‘I knew him for 20 years ... I knew him but I didn’t know him’

Jury waited in a line and one by one they embraced Clodagh Hawe’s mother and sister

After delivering their verdicts on the deaths of three young boys and their parents, the actions of the jury, who had listened to harrowing evidence setting out how the Hawe family were killed, highlighted that this was no ordinary inquest.

With their difficult work done, they shuffled through the court, pushing past lawyers and gardaí. But instead of making for the door and the grey Co Cavan evening outside, they stopped to hug the bereaved family.

This was the reaction of a tight knit community in rural Ireland brought to its knees with shock and disbelief.

Even after two days of evidence, nobody could truly understand the horrible events that took the lives of mother and school teacher Clodagh Hawe (39) and her boys Liam (13), Niall (11) and Ryan (6).


Several women of the jury waited in a line, and one by one they embraced Clodagh's mother Mary Coll and her sister Jacqueline Connolly.

In the aftermath of this tragedy last year much was made of Clodagh Hawe being written out of the story of what had happened. The social media campaign #hernamewasclodagh sprang up to cast light on “the invisible woman” as she was dubbed.

There was no forgetting her on Tuesday. Mary and Jacqueline made sure of that.

When Prof Harry Kennedy, clinical director of the Central Mental Hospital, gave evidence based on documents he had reviewed and said Alan Hawe was mentally troubled and had descended into psychotic symptoms at the time he killed his family, Clodagh was given a voice by her mother.

Speaking up from the body of the court, she asked Prof Kennedy, probably the pre-eminent voice in Irish psychiatry, about why his review was limited.

Ms Coll wanted to know why he didn’t consider speaking to people who knew Alan Hawe, rather than confining his analysis to a review of documents.

When her question wasn’t initially understood, or perhaps not heard properly in a court room with poor acoustics, she pressed the issue again.

In the end the coroner Dr Mary Flanagan said the manner in which Prof Kennedy had carried out his psychiatric postmortem was set by her as she had asked him to perform that function.

Dignified and respectful, but having firmly represented her daughter and three grandsons, Ms Coll wondered if any analysis could ever really make sense of what Alan Hawe did.

"I knew him for 20 years," she told Prof Kennedy across the court. "I knew him but I didn't know him."

Outside the coroner’s court, after the harrowing details had been formally recorded, Mary and Jacqueline were there once more to represent Clodagh and her boys.

Their statement, delivered to a media scrum, set aside any neat version of accounts that might include Alan Hawe as part of the same “tragedy” that had befallen all the family in equal measure, and at the same time.

Instead he was presented as the man who executed his family so callously, targeting his wife and eldest son first in case they might fight him off and save the two youngest boys.

The narrative of a man’s secret descent into mental illness that ultimately caused his actions was also swept away.

They said they knew a secret about Alan Hawe.

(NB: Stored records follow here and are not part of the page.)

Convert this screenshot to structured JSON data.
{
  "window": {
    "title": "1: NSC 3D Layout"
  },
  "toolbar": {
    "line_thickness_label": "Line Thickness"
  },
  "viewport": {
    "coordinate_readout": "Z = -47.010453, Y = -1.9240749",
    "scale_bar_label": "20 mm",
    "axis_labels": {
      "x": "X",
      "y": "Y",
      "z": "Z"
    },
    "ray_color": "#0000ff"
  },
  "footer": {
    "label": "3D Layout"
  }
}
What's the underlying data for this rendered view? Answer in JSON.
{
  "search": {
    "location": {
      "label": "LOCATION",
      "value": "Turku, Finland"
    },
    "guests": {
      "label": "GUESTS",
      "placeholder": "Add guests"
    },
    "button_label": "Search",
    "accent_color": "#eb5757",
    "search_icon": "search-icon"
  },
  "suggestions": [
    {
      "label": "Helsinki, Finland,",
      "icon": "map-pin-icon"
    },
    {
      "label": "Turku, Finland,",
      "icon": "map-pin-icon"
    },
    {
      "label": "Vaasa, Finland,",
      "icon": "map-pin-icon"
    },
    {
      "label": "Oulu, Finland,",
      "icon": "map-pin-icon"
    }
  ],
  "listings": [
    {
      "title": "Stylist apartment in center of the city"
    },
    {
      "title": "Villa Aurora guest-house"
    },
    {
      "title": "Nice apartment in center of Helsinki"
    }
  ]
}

They knew he was about to fall from grace at the time he decided to kill his family in a planned attack. And they said his marriage to Clodagh was also breaking up at that time.

Their lawyer delivered a strongly worded statement designed to take back the telling of the story of how Clodagh and the boys died.

Lest there be any confusion in their community in Co Cavan, or across the country, their words made it clear that Alan Hawe was no victim.

Their belief was that he had carefully thought through the murders of his family. And when the violence began it was savage.

The inquest concluded Alan Hawe murdered four people and then took his own life. His victims were his sons Liam, Niall and Ryan and their mother. Her name was Clodagh.